**Dataset records**
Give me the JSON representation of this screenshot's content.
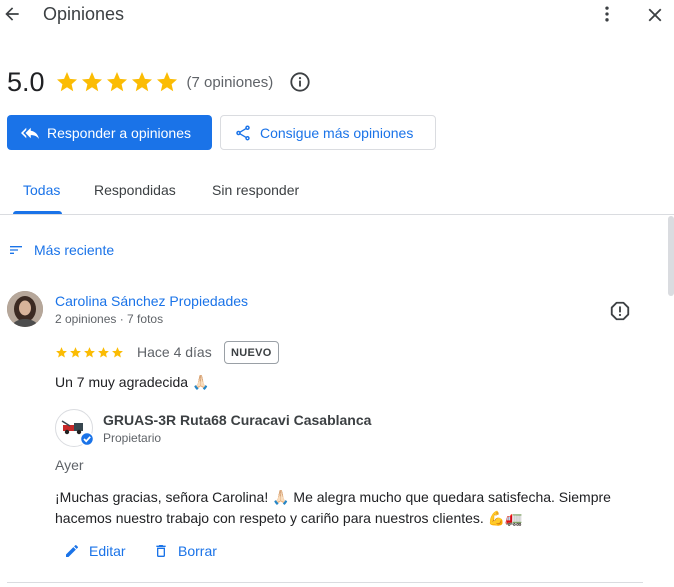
{
  "header": {
    "title": "Opiniones"
  },
  "summary": {
    "rating": "5.0",
    "stars": 5,
    "count_text": "(7 opiniones)"
  },
  "actions": {
    "respond_label": "Responder a opiniones",
    "get_more_label": "Consigue más opiniones"
  },
  "tabs": [
    {
      "label": "Todas",
      "active": true
    },
    {
      "label": "Respondidas",
      "active": false
    },
    {
      "label": "Sin responder",
      "active": false
    }
  ],
  "sort": {
    "label": "Más reciente"
  },
  "review": {
    "author": "Carolina Sánchez Propiedades",
    "meta": "2 opiniones · 7 fotos",
    "stars": 5,
    "time": "Hace 4 días",
    "badge": "NUEVO",
    "text": "Un 7 muy agradecida 🙏🏻"
  },
  "reply": {
    "owner": "GRUAS-3R Ruta68 Curacavi Casablanca",
    "role": "Propietario",
    "time": "Ayer",
    "text": "¡Muchas gracias, señora Carolina! 🙏🏻 Me alegra mucho que quedara satisfecha. Siempre hacemos nuestro trabajo con respeto y cariño para nuestros clientes. 💪🚛",
    "edit_label": "Editar",
    "delete_label": "Borrar"
  },
  "colors": {
    "accent": "#1a73e8",
    "star": "#fbbc04",
    "text": "#202124",
    "muted": "#5f6368",
    "divider": "#dadce0"
  }
}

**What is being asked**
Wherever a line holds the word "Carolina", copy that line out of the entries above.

**Final answer**
    "author": "Carolina Sánchez Propiedades",
    "text": "¡Muchas gracias, señora Carolina! 🙏🏻 Me alegra mucho que quedara satisfecha. Siempre hacemos nuestro trabajo con respeto y cariño para nuestros clientes. 💪🚛",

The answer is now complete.